Recovery between workouts is going to be important throughout this six-week process, and throughout any period of training. The reason I’m calling it out in week three is because the changes you’ve potentially made to training (more weekly hours, higher weekly training stress, more intervals) will be catching up to you about now. If you’re feeling the effect of the stress, that’s a good impetus to focus on optimizing recovery. Get serious about sleep by optimizing your environment, planning for more sleep hours, and scheduling naps. Take a look at your post-workout nutrition. If your training intensity and frequency have increased, the importance of a carbohydrate- and protein-rich meal within about an hour after a workout increases. Are you actually consuming 1.4-1.8 grams of protein per kilogram of bodyweight per day? It’s often more protein than people think it is.
Week 4: Skills Practice
I was so happy to get back to holding cycling training camps with moderate-sized groups, but even after 50 years of cycling experience I noticed my group riding skills were a little rusty for the first few days. The stakes get even higher if you are re-entering high-speed, close-quarters competitions like criteriums, road races, and MTB races. Please don’t make a criterium your first group cycling experience after a year of riding solo and indoors. Go to the local group ride, if they’ve started back up, or get together with a safe-sized group of friends and reacquaint yourself with riding in a pack and paceline.
If you got into cycling more recently and have been training on your own for some or all of the past year, bike shop and cycling club rides can be a good starting point for learning to ride with a group. A cycling coach can be a good resource for skills training. It’s a big part of CTS cycling camps and many of our coaches offer skill lessons for one-on-one or small group settings, too.
Week 5: Mental Preparation
While developing mental skills is important year-round, a couple of weeks before a big event or challenge is often when self-doubt comes to the surface. Have you done enough? Are you going to be ready? Can I do it? The truth is, with 10-14 days before an event, you’re as physically prepared as you’re going to get. Instead of worrying about whether it’s enough, look back over all you’ve done for training and preparation throughout the last several months (not just the past few weeks) to build confidence that you have done the work. Was it perfect? Probably not. Could you have done more? Perhaps. Regardless, you’ve done a lot, it’s gotten you here, and it’s going to see you through to the completion of your event.

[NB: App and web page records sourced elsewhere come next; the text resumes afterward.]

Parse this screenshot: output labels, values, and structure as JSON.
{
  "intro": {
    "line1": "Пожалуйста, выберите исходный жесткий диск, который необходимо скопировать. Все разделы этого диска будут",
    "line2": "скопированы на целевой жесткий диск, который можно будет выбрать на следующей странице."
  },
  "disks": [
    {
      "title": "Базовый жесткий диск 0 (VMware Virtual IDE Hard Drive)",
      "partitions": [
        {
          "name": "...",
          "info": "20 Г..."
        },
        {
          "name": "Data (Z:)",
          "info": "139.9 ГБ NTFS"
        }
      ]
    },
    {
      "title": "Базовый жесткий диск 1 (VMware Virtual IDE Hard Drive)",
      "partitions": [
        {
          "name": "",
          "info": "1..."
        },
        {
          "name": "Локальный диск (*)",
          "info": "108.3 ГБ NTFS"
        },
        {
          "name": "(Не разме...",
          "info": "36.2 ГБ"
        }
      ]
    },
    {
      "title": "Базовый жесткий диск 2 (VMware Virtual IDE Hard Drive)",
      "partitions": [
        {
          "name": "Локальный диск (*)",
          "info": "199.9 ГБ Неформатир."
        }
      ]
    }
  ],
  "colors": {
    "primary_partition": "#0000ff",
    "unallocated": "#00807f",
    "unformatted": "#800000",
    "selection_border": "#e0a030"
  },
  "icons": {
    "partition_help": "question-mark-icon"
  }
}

This is also a good time to establish or update process and outcome goals pertaining to your goal event. What will success look like for you on that day? What decisions or mindset will be conducive to success, and what thoughts and emotions do you need redirect so they don’t derail you? Mentally rehearse your responses to adversity. What are you going to do when things go wrong?
Week 6: REST
The week leading into an event is about not screwing it all up. You want to back off your training stress by reducing volume (hours) but retaining intensity (intervals). You want to maintain the routine of riding (frequency) rather than complete rest all week. If you’re traveling to an event, take steps to preserve sleep quality and avoid losing sleep hours if possible. And try not to pack a week’s worth of work into two days so you can go away for the weekend. Remember, to the body stress is stress.
Even though you’re reducing your training workload in order to be fresh for your event, maintain your normal dietary habits and don’t dramatically lower calorie intake because you’re not riding as much. Food is recovery fuel as well as energy for action. Eat this week to feel great on the day of your event. For a guide to pre-race or pre-event breakfasts, read this article.
Whether you’re getting back into the swing of things or getting ready for your first cycling event, there is a lot you can get done in six weeks. As I mentioned a few times above, it’s not enough time to completely transform your athletic performance, but it’s plenty of time to make meaningful and noticeable improvements in your speed, endurance, comfort level, and confidence.